It’s not for me. In fact, I’m really against it.
Not completely, mind you. About 40 episodes of my current Football Coaching Podcast were interviews (through 90 episodes, as of this posting).
Of the 100 or so Webinars I’ve done, about a dozen were only hosted by me. They featured guest presenters.
But I don’t do much of that anymore. I just don’t enjoy it as much.
Easy for me to say, I’m established there. But I don’t intend on doing a lot of that with Webinational.com, either.
Maybe it will take a long time to grow (and a lot of ad money, possibly). But that’s OK.
Here’s my reasoning…
- I want to be the expert.
It’s not that I think people who do lots of interviews on their podcast or host webinars where someone else does most of the talking are not experts.
But you aren’t hearing their expertise. You hear the expertise of their guest.
There’s the concept of expert by association. When people hear you talk with a bunch of experts, they start to consider you to be one.
That’s just not how I want to do it.
- I want to steer the ship.

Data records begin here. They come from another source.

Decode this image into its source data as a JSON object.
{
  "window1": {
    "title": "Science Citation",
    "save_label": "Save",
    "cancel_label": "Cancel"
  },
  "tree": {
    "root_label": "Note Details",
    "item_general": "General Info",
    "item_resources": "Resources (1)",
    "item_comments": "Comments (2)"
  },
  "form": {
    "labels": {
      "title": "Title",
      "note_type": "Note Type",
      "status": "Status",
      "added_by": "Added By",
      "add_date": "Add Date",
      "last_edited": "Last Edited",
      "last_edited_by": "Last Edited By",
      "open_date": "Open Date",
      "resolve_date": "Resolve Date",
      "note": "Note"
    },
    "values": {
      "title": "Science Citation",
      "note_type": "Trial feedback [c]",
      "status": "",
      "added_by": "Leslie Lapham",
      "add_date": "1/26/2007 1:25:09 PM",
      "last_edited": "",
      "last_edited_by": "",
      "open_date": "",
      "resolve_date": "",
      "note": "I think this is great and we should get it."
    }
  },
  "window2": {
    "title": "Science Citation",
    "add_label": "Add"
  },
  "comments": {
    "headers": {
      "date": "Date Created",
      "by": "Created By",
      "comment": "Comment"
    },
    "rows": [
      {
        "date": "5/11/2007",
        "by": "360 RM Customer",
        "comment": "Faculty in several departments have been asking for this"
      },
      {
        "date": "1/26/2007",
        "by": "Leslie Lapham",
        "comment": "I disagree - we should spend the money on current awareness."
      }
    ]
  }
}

There’s a certain way I want my webinars to be done. To get someone else to follow that schedule requires a lot of communication.

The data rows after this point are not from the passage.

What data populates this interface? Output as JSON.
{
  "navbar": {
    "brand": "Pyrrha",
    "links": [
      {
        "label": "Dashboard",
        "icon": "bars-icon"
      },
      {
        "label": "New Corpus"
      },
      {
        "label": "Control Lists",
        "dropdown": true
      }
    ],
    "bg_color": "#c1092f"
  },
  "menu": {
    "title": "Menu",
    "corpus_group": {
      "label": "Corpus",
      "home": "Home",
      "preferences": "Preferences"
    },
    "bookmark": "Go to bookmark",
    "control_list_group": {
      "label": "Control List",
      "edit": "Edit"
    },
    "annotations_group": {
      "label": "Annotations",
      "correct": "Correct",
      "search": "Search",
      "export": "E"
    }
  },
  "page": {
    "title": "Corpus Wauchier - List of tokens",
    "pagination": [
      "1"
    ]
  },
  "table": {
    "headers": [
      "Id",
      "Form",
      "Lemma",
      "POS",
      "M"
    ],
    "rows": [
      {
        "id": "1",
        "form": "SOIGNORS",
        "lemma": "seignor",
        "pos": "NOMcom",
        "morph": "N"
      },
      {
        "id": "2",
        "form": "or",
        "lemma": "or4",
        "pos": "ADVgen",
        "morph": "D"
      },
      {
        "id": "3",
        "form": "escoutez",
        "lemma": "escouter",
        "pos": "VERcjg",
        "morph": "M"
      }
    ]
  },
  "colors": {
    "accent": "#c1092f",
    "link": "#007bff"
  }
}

And they have to be willing to work on your terms.
I find that other presenters do not understand the importance of timing. They do not get transitions. They aren’t used to presenting webinars.

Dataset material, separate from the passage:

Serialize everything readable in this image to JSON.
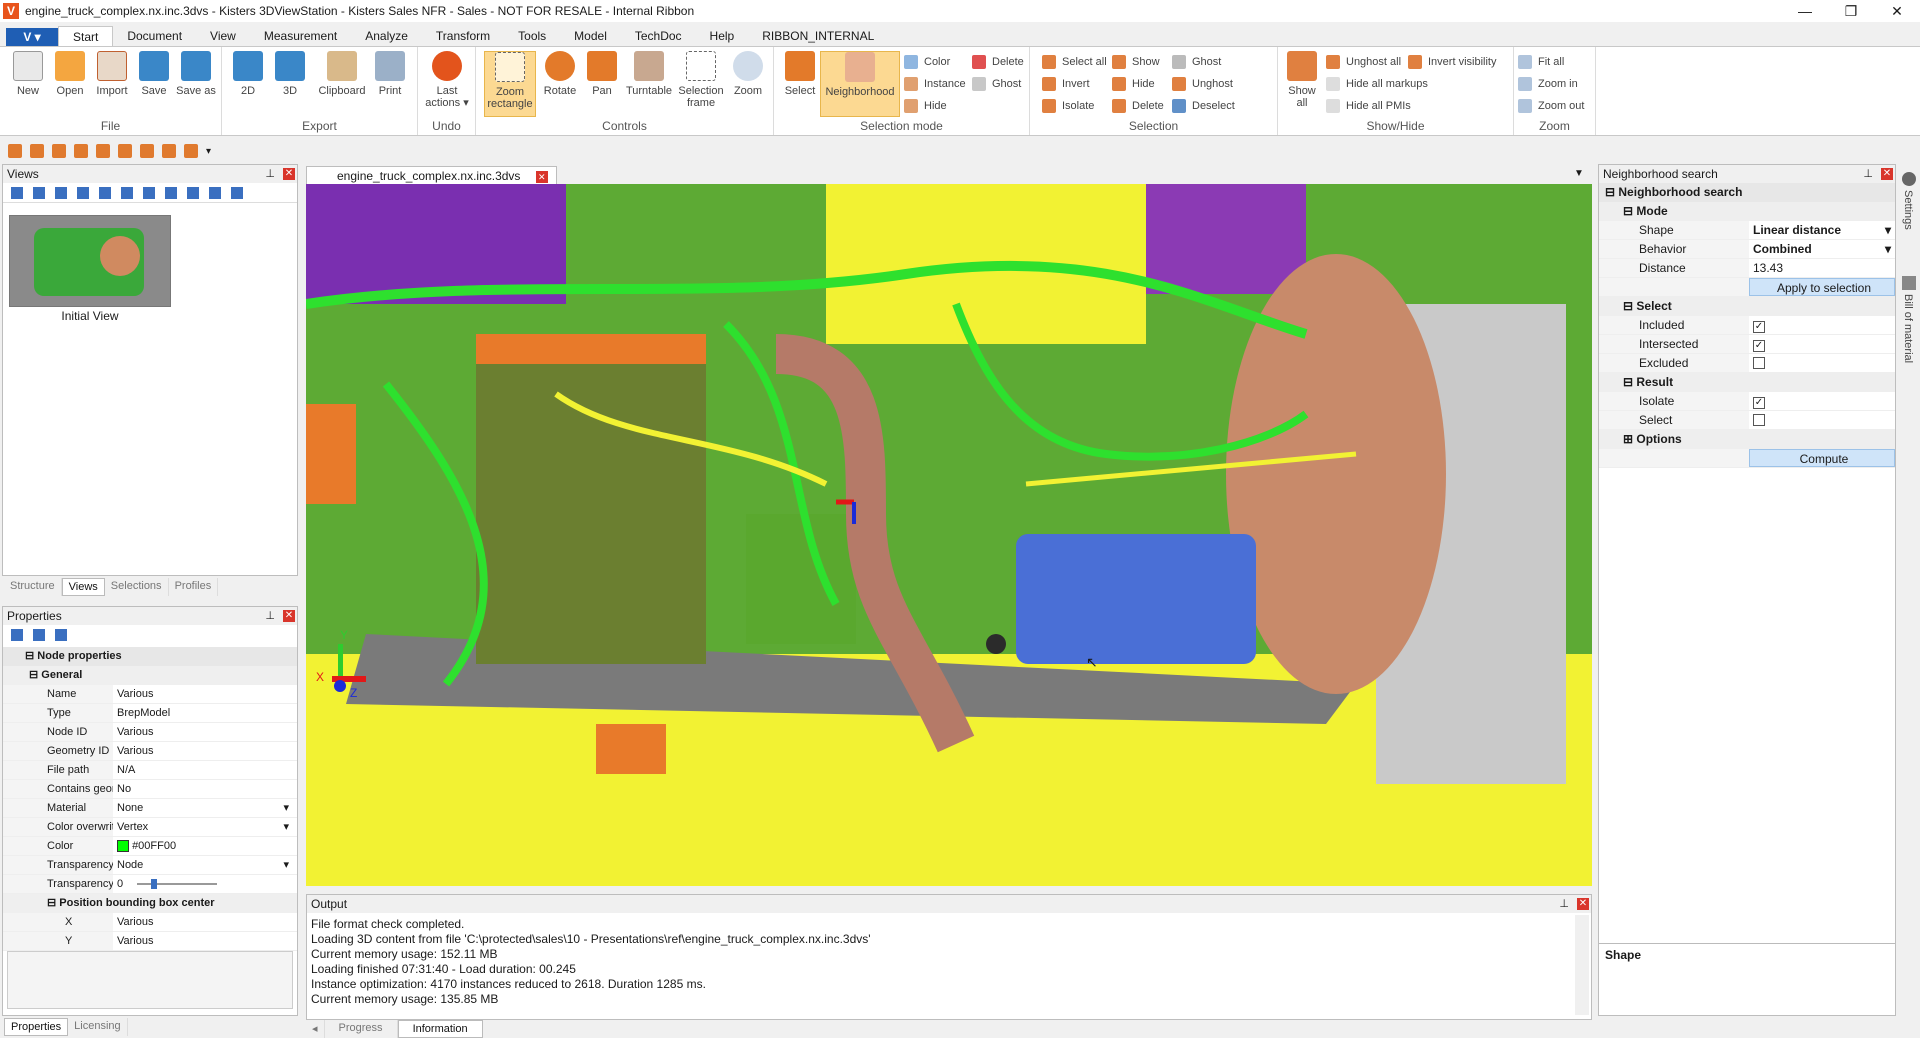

I’ve ended up with 90 minute presentations, poor transitions, no one there for the pitch (doesn’t happen often, but if the presenter is particularly long-winded).
There are exceptions, for sure. I’ll talk about those.
- I hate setting it up.
In my businesses I’ve worked hard to cut out everything I don’t want to do. Either delegate it, or just quit doing it all together.
I hate setting up interviews and guests. Everyone’s schedule is different.
Time zones get confused. Emails go back and forth. Something comes up.
I’ve ended up with no one to talk to. Putting together a presentation on the fly, or cancelling when there were hundreds of people registered.
That’s a killer.
The organization of interviews and guest presenters is miserable for me.
But There are Good Times for a Guest…
If you don’t mind setting up your guests, and you just love talking to them… then by all means, you should do it. You should do the things that you enjoy.
If you are not an expert, it doesn’t hurt to have guests, either.
For example, if your business model is to follow your journey as you learn to be a Master Cake Baker. But last week you made something completely inedible because the instructions on the Betty Crocker box are pretty confusing.
In that situation, having guests on is a good idea. You get to learn from them, while establishing that expert-by-association feel.
When using Webinars to market an affiliate product, guests are often appropriate as well. If you can have the person who made the product on.
They’ll know the Unique Selling Points (USP) for the product. They know what people are after (hopefully).
Just don’t turn the entire thing over to them and fade into the background. Your biggest concern here is that they won’t deliver value, they’ll just pitch.
Keep steering the presentation back to valuable content. They should give you a run down of the value they’ll be providing. Be prepared to bring them back to it.
There are times when guests are good. But don’t rely on them to build your business!